Yet there is no sense of foreboding within the Breffni ranks. Raymond Galligan, Padraig Faulkner, Gearoid McKiernan, Martin Reilly, Ciaran Brady, Conor Madden and Killian Clarke can pool their experience to good effect in offering a stumbling block to their north-west opponents.
It goes without saying that Donegal's Michael Murphy, Ryan McHugh, Eoghan Ban Gallagher, Hugh McFadden, Patrick McBrearty, Neil McGee and Paul Brennan will lean on their reserves of guile, composure and invention to trip Cavan up.
Add in the fact that they have the not inconsiderable support of younger guns such as Ciaran Thompson, Peader Mogan, Michael Langan and Niall O'Donnell and you would just have to admire the riches that manager Bonner has at his disposal.
He is picking his steps carefully in the knowledge that Cavan's penchant for staying the distance has not only stood to them but projected them into the national spotlight - quite a feat for a side that was expected to fall at the first hurdle against neighbours and deadly rivals Monaghan.
I suspect that we will have a game worthy of bringing down the curtain on the provincial Championship in the grand manner, and I also have the feeling that Donegal will be lifting the Anglo Celt Cup yet again prior to confronting Dublin on Saturday December 5.
Am I being presumptuous here? No, just realistic.
When Lenny Harbinson vacated the Antrim managerial role last week he made it quite clear that gaining promotion to Division Three would have to remain a priority for the side if they are to make real progress.
And that's a message which will resonate with triple Tyrone All-Ireland winner Enda McGinley who was appointed last night to succeed Harbinson.
There had been indications that McGinley, who gave magnificent service to Tyrone, might form part of a new management ticket along with his former Red Hands ally Stephen O'Neill.
This is precisely what has happened, and with Stephen Quinn and ex-Antrim ace Sean Kelly also coming on board as part of the management team, the Saffrons will certainly not lack drive and leadership.
McGinley was an outstanding performer at midfield for Tyrone, while O'Neill is regarded as one of the greatest forwards to have emerged from Ulster, his scoring exploits having ensured he remained constantly in the spotlight during his tenure in the Red Hand jersey.
I have felt for some time that Antrim possess talent and I think this has been reflected on occasions during their recent League campaign, and indeed in their Ulster Championship match against Cavan.
Having been in post for three years, Lenny Harbinson obviously felt he had contributed as much as he could to Antrim's cause, and his departure has now paved the way for Enda McGinley to leave his imprint on Antrim.
He will undoubtedly have absorbed lessons from Mickey Harte during his time with Tyrone and will surely put these into practice in his new role, while also embellishing his input with his own particular style of man-management.
There is no doubt that there are added pressures and demands on managers right now, and I feel quite sure that there will be a considerable feeling of relief within Antrim now that a new appointment has been made.

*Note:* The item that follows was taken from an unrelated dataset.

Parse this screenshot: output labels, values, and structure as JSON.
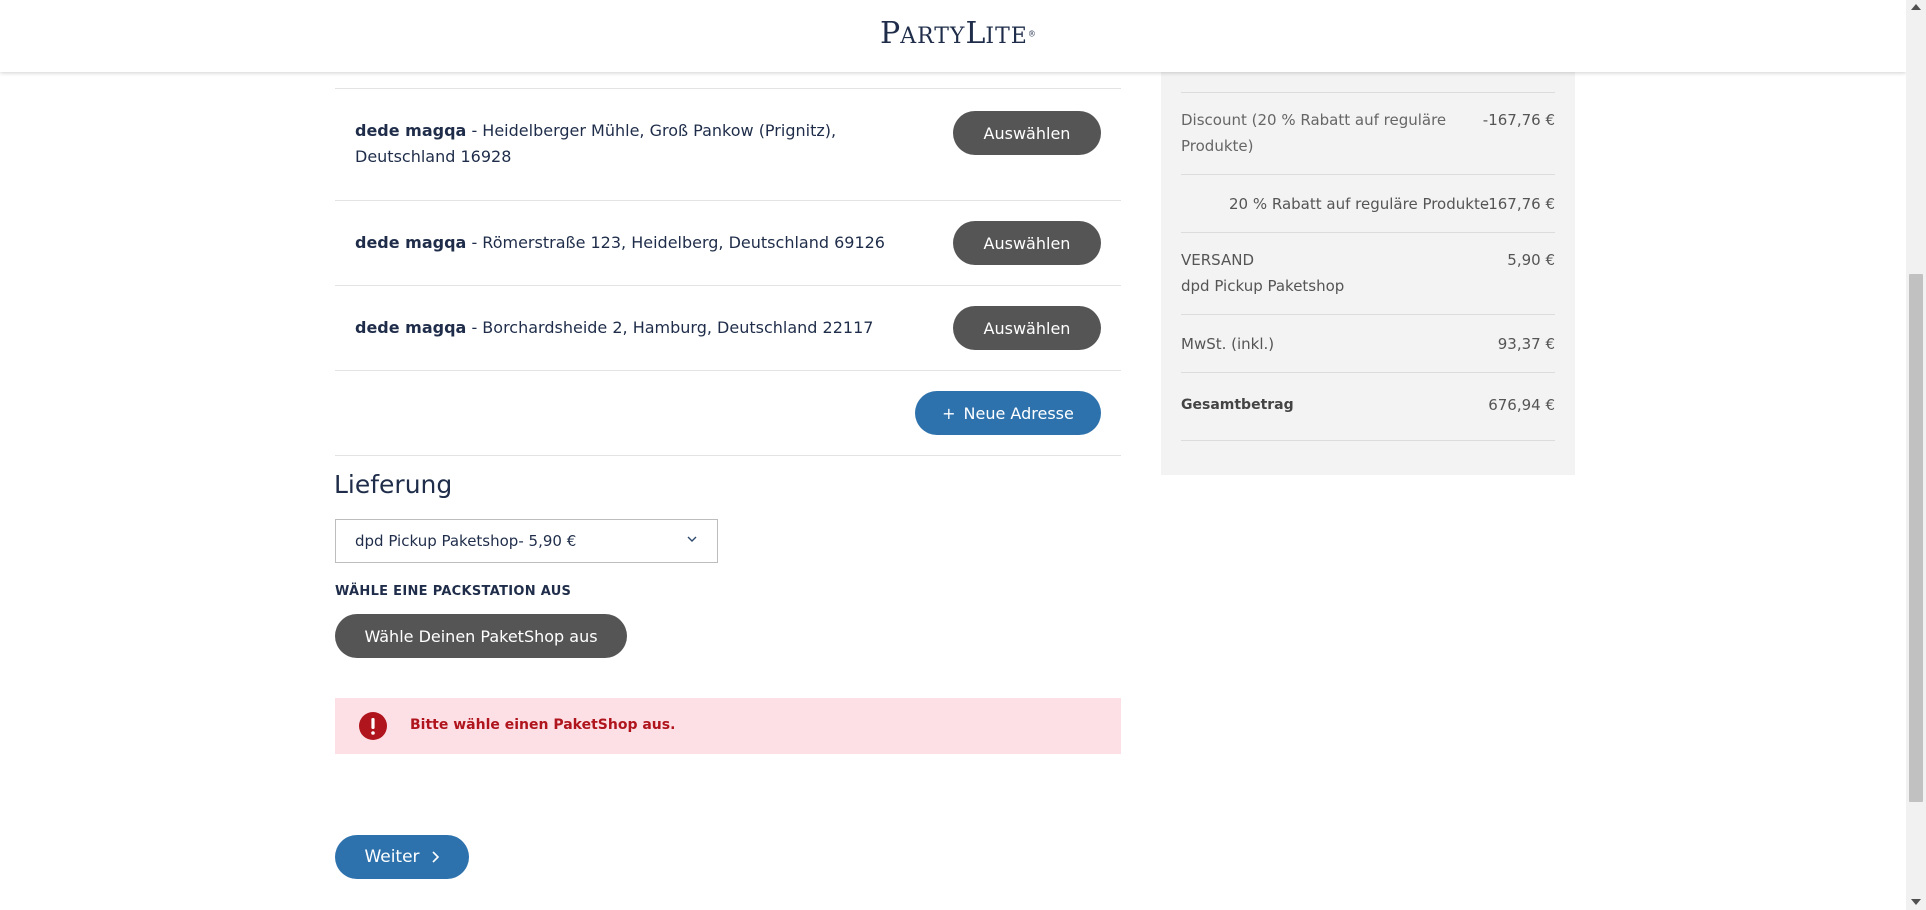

This will facilitate a prompt start to preparations for next year in which the Allianz League may be played on a regional basis and could yet offer Antrim the prospect of some form of positive advancement.
Mind you, I believe that a new psyche needs to be generated so that a greater resourcefulness and pride can be harnessed as a prelude to any possible success.
I believe that the McGinley-O'Neill partnership has the desire, determination and drive to elicit more consistent performances from the Saffrons - this will be essential if the side is to gain fresh respect.
There are undoubtedly solid foundations there on which to build, and I wish the new management team the very best of luck going forward.